Dataset extract Start Marker

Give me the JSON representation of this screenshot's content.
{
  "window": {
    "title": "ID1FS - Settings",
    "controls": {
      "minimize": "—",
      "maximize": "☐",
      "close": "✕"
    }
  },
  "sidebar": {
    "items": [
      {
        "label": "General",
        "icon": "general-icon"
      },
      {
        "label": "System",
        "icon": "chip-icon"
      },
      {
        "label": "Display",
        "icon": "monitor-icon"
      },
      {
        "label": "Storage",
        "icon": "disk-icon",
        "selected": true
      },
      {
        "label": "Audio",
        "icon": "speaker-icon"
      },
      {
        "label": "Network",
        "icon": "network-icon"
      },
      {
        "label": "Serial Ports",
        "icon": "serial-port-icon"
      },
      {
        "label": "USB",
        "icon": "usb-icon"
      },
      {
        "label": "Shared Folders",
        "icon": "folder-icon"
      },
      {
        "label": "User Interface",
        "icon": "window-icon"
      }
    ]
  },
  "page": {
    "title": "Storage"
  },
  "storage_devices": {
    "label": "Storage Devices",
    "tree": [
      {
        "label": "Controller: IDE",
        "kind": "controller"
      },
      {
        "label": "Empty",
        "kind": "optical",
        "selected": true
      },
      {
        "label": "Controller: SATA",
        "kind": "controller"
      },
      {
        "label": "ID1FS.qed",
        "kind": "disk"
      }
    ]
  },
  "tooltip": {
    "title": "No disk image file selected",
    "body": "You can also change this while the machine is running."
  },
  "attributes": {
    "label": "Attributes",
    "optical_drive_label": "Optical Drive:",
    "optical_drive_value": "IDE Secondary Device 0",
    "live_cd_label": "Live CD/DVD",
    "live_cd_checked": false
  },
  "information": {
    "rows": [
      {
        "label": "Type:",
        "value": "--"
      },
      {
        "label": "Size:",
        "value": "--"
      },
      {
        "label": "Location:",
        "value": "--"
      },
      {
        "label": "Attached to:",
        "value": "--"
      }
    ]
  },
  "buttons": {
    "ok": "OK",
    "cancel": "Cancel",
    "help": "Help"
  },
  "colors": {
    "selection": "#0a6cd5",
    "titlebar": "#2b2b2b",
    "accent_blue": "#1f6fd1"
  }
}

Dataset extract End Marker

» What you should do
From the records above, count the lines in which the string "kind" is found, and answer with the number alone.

» Response area
4